━━ Information given ━━

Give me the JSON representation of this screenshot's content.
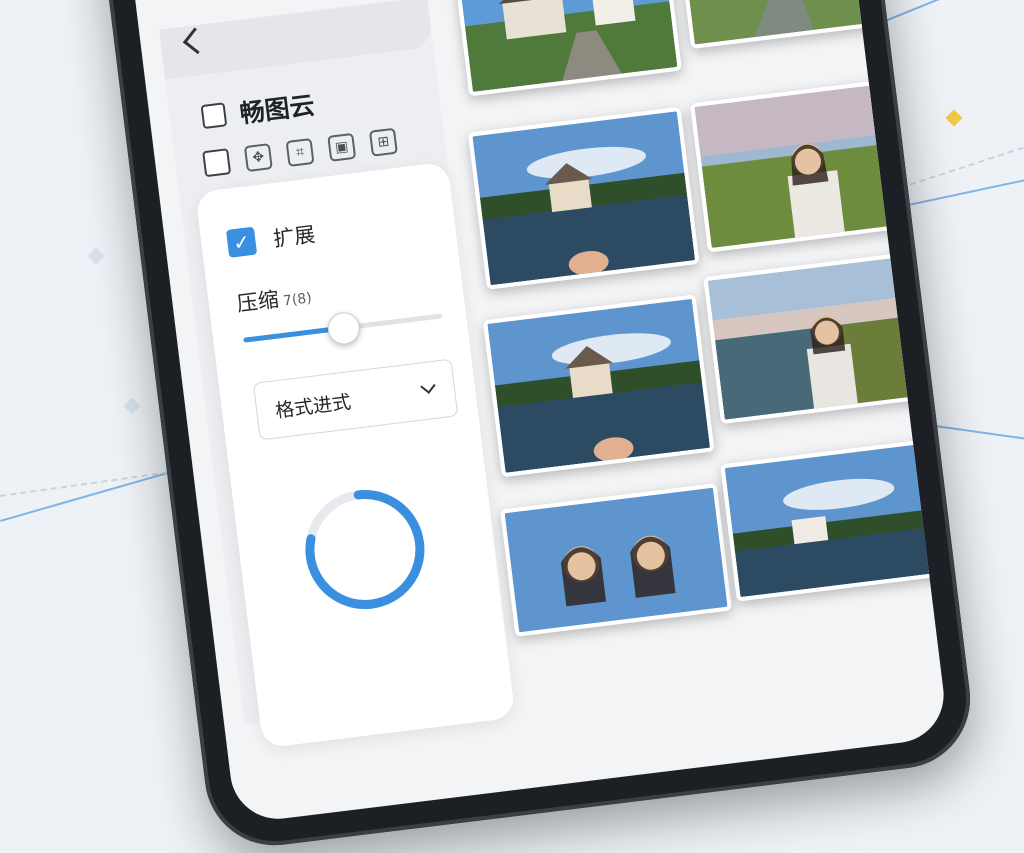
{
  "app": {
    "title": "畅图云"
  },
  "toolbar": {
    "icons": [
      "image-adjust-icon",
      "crop-icon",
      "frame-icon",
      "grid-icon"
    ]
  },
  "settings": {
    "checkbox_label": "扩展",
    "checkbox_checked": true,
    "compress_label": "压缩",
    "compress_value": "7",
    "compress_value_glyph": "(8)",
    "compress_fraction": 0.5,
    "format_select": "格式进式",
    "progress_fraction": 0.8
  },
  "colors": {
    "accent": "#3a8fe0"
  },
  "photos": [
    {
      "scene": "house-road"
    },
    {
      "scene": "field-path"
    },
    {
      "scene": "lake-house"
    },
    {
      "scene": "woman-field"
    },
    {
      "scene": "lake-house"
    },
    {
      "scene": "woman-lake"
    },
    {
      "scene": "two-women"
    },
    {
      "scene": "lake-house"
    }
  ]
}
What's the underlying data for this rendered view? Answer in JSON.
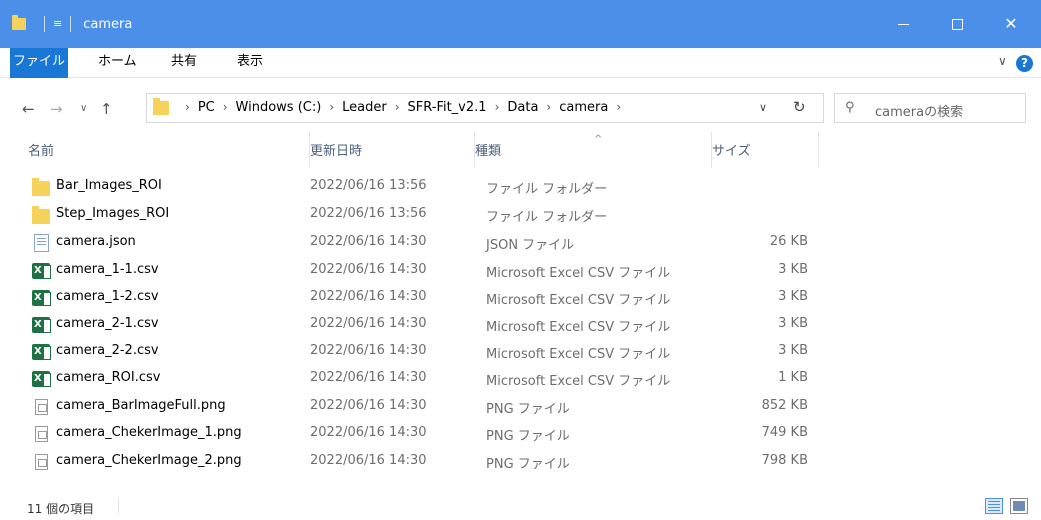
{
  "window": {
    "title": "camera",
    "qat_arrow": "≡",
    "minimize_glyph": "",
    "close_glyph": "✕"
  },
  "ribbon": {
    "tabs": [
      {
        "label": "ファイル",
        "active": true
      },
      {
        "label": "ホーム"
      },
      {
        "label": "共有"
      },
      {
        "label": "表示"
      }
    ],
    "expand_glyph": "∨",
    "help_glyph": "?"
  },
  "nav": {
    "back": "←",
    "forward": "→",
    "recent": "∨",
    "up": "↑"
  },
  "address": {
    "breadcrumbs": [
      "PC",
      "Windows (C:)",
      "Leader",
      "SFR-Fit_v2.1",
      "Data",
      "camera"
    ],
    "separator": "›",
    "dropdown": "∨",
    "refresh": "↻"
  },
  "search": {
    "placeholder": "cameraの検索",
    "icon": "search-icon"
  },
  "columns": {
    "name": "名前",
    "date": "更新日時",
    "type": "種類",
    "size": "サイズ",
    "sort_caret": "^"
  },
  "files": [
    {
      "name": "Bar_Images_ROI",
      "date": "2022/06/16 13:56",
      "type": "ファイル フォルダー",
      "size": "",
      "icon": "folder-icon"
    },
    {
      "name": "Step_Images_ROI",
      "date": "2022/06/16 13:56",
      "type": "ファイル フォルダー",
      "size": "",
      "icon": "folder-icon"
    },
    {
      "name": "camera.json",
      "date": "2022/06/16 14:30",
      "type": "JSON ファイル",
      "size": "26 KB",
      "icon": "json-file-icon"
    },
    {
      "name": "camera_1-1.csv",
      "date": "2022/06/16 14:30",
      "type": "Microsoft Excel CSV ファイル",
      "size": "3 KB",
      "icon": "excel-file-icon"
    },
    {
      "name": "camera_1-2.csv",
      "date": "2022/06/16 14:30",
      "type": "Microsoft Excel CSV ファイル",
      "size": "3 KB",
      "icon": "excel-file-icon"
    },
    {
      "name": "camera_2-1.csv",
      "date": "2022/06/16 14:30",
      "type": "Microsoft Excel CSV ファイル",
      "size": "3 KB",
      "icon": "excel-file-icon"
    },
    {
      "name": "camera_2-2.csv",
      "date": "2022/06/16 14:30",
      "type": "Microsoft Excel CSV ファイル",
      "size": "3 KB",
      "icon": "excel-file-icon"
    },
    {
      "name": "camera_ROI.csv",
      "date": "2022/06/16 14:30",
      "type": "Microsoft Excel CSV ファイル",
      "size": "1 KB",
      "icon": "excel-file-icon"
    },
    {
      "name": "camera_BarImageFull.png",
      "date": "2022/06/16 14:30",
      "type": "PNG ファイル",
      "size": "852 KB",
      "icon": "png-file-icon"
    },
    {
      "name": "camera_ChekerImage_1.png",
      "date": "2022/06/16 14:30",
      "type": "PNG ファイル",
      "size": "749 KB",
      "icon": "png-file-icon"
    },
    {
      "name": "camera_ChekerImage_2.png",
      "date": "2022/06/16 14:30",
      "type": "PNG ファイル",
      "size": "798 KB",
      "icon": "png-file-icon"
    }
  ],
  "status": {
    "item_count": "11 個の項目"
  },
  "colors": {
    "titlebar": "#4b8fe8",
    "file_tab": "#1978d6",
    "folder": "#f7d25a",
    "excel": "#1e7145"
  }
}
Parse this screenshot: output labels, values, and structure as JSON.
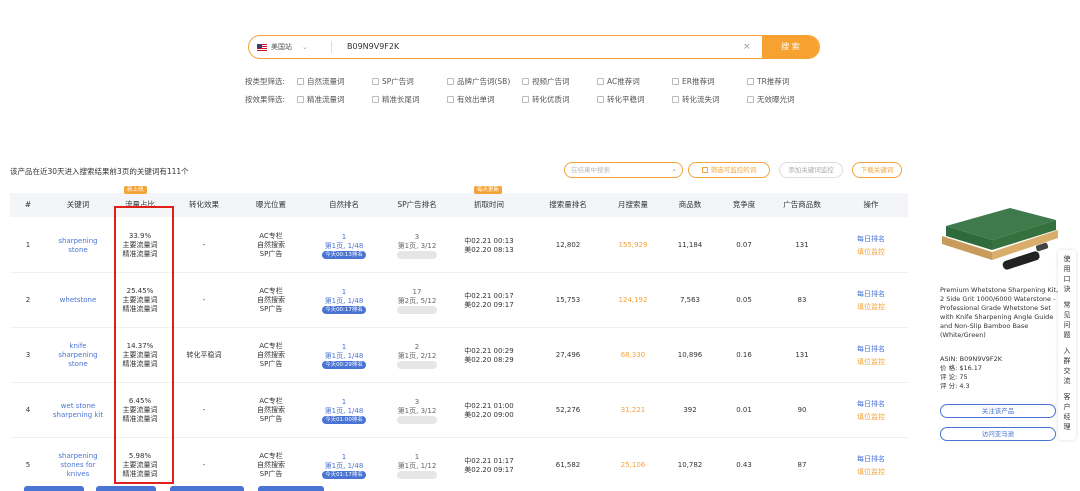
{
  "search": {
    "country": "美国站",
    "query": "B09N9V9F2K",
    "clear_icon": "×",
    "button_label": "搜 索"
  },
  "filters": {
    "type_label": "按类型筛选:",
    "type_options": [
      "自然流量词",
      "SP广告词",
      "品牌广告词(SB)",
      "视频广告词",
      "AC推荐词",
      "ER推荐词",
      "TR推荐词"
    ],
    "effect_label": "按效果筛选:",
    "effect_options": [
      "精准流量词",
      "精准长尾词",
      "有效出单词",
      "转化优质词",
      "转化平稳词",
      "转化流失词",
      "无效曝光词"
    ]
  },
  "summary": "该产品在近30天进入搜索结果前3页的关键词有111个",
  "toolbar": {
    "search_placeholder": "在结果中搜索",
    "monitor_label": "筛选可监控的词",
    "add_monitor_label": "添加关键词监控",
    "download_label": "下载关键词"
  },
  "table": {
    "headers": [
      "#",
      "关键词",
      "流量占比",
      "转化效果",
      "曝光位置",
      "自然排名",
      "SP广告排名",
      "抓取时间",
      "搜索量排名",
      "月搜索量",
      "商品数",
      "竞争度",
      "广告商品数",
      "操作"
    ],
    "tag_new": "新上线",
    "tag_update": "每天更新",
    "rows": [
      {
        "idx": "1",
        "keyword": "sharpening stone",
        "share": "33.9%",
        "share_1": "主要流量词",
        "share_2": "精准流量词",
        "conv": "-",
        "pos_1": "AC专栏",
        "pos_2": "自然搜索",
        "pos_3": "SP广告",
        "nat_1": "1",
        "nat_2": "第1页, 1/48",
        "nat_3": "今天00:13排名",
        "sp_1": "3",
        "sp_2": "第1页, 3/12",
        "time_1": "中02.21 00:13",
        "time_2": "美02.20 08:13",
        "rank": "12,802",
        "monthly": "155,929",
        "products": "11,184",
        "comp": "0.07",
        "ads": "131",
        "act_1": "每日排名",
        "act_2": "填位监控"
      },
      {
        "idx": "2",
        "keyword": "whetstone",
        "share": "25.45%",
        "share_1": "主要流量词",
        "share_2": "精准流量词",
        "conv": "-",
        "pos_1": "AC专栏",
        "pos_2": "自然搜索",
        "pos_3": "SP广告",
        "nat_1": "1",
        "nat_2": "第1页, 1/48",
        "nat_3": "今天00:17排名",
        "sp_1": "17",
        "sp_2": "第2页, 5/12",
        "time_1": "中02.21 00:17",
        "time_2": "美02.20 09:17",
        "rank": "15,753",
        "monthly": "124,192",
        "products": "7,563",
        "comp": "0.05",
        "ads": "83",
        "act_1": "每日排名",
        "act_2": "填位监控"
      },
      {
        "idx": "3",
        "keyword": "knife sharpening stone",
        "share": "14.37%",
        "share_1": "主要流量词",
        "share_2": "精准流量词",
        "conv": "转化平稳词",
        "pos_1": "AC专栏",
        "pos_2": "自然搜索",
        "pos_3": "SP广告",
        "nat_1": "1",
        "nat_2": "第1页, 1/48",
        "nat_3": "今天00:29排名",
        "sp_1": "2",
        "sp_2": "第1页, 2/12",
        "time_1": "中02.21 00:29",
        "time_2": "美02.20 08:29",
        "rank": "27,496",
        "monthly": "68,330",
        "products": "10,896",
        "comp": "0.16",
        "ads": "131",
        "act_1": "每日排名",
        "act_2": "填位监控"
      },
      {
        "idx": "4",
        "keyword": "wet stone sharpening kit",
        "share": "6.45%",
        "share_1": "主要流量词",
        "share_2": "精准流量词",
        "conv": "-",
        "pos_1": "AC专栏",
        "pos_2": "自然搜索",
        "pos_3": "SP广告",
        "nat_1": "1",
        "nat_2": "第1页, 1/48",
        "nat_3": "今天01:00排名",
        "sp_1": "3",
        "sp_2": "第1页, 3/12",
        "time_1": "中02.21 01:00",
        "time_2": "美02.20 09:00",
        "rank": "52,276",
        "monthly": "31,221",
        "products": "392",
        "comp": "0.01",
        "ads": "90",
        "act_1": "每日排名",
        "act_2": "填位监控"
      },
      {
        "idx": "5",
        "keyword": "sharpening stones for knives",
        "share": "5.98%",
        "share_1": "主要流量词",
        "share_2": "精准流量词",
        "conv": "-",
        "pos_1": "AC专栏",
        "pos_2": "自然搜索",
        "pos_3": "SP广告",
        "nat_1": "1",
        "nat_2": "第1页, 1/48",
        "nat_3": "今天01:17排名",
        "sp_1": "1",
        "sp_2": "第1页, 1/12",
        "time_1": "中02.21 01:17",
        "time_2": "美02.20 09:17",
        "rank": "61,582",
        "monthly": "25,106",
        "products": "10,782",
        "comp": "0.43",
        "ads": "87",
        "act_1": "每日排名",
        "act_2": "填位监控"
      }
    ]
  },
  "product": {
    "title": "Premium Whetstone Sharpening Kit, 2 Side Grit 1000/6000 Waterstone - Professional Grade Whetstone Set with Knife Sharpening Angle Guide and Non-Slip Bamboo Base (White/Green)",
    "asin": "ASIN:   B09N9V9F2K",
    "price": "价 格:   $16.17",
    "reviews": "评 论:   75",
    "rating": "评 分:   4.3",
    "follow_label": "关注该产品",
    "visit_label": "访问亚马逊"
  },
  "sidetab": {
    "item1": "使用口诀",
    "item2": "常见问题",
    "item3": "入群交流",
    "item4": "客户经理"
  },
  "colors": {
    "accent": "#f4a338",
    "link": "#4a74d4",
    "highlight_box": "#e0201b"
  }
}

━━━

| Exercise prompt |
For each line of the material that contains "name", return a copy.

| Output for this exercise |
    "name": "名前",
      "name": "Bar_Images_ROI",
      "name": "Step_Images_ROI",
      "name": "camera.json",
      "name": "camera_1-1.csv",
      "name": "camera_1-2.csv",
      "name": "camera_2-1.csv",
      "name": "camera_2-2.csv",
      "name": "camera_ROI.csv",
      "name": "camera_BarImageFull.png",
      "name": "camera_ChekerImage_1.png",
      "name": "camera_ChekerImage_2.png",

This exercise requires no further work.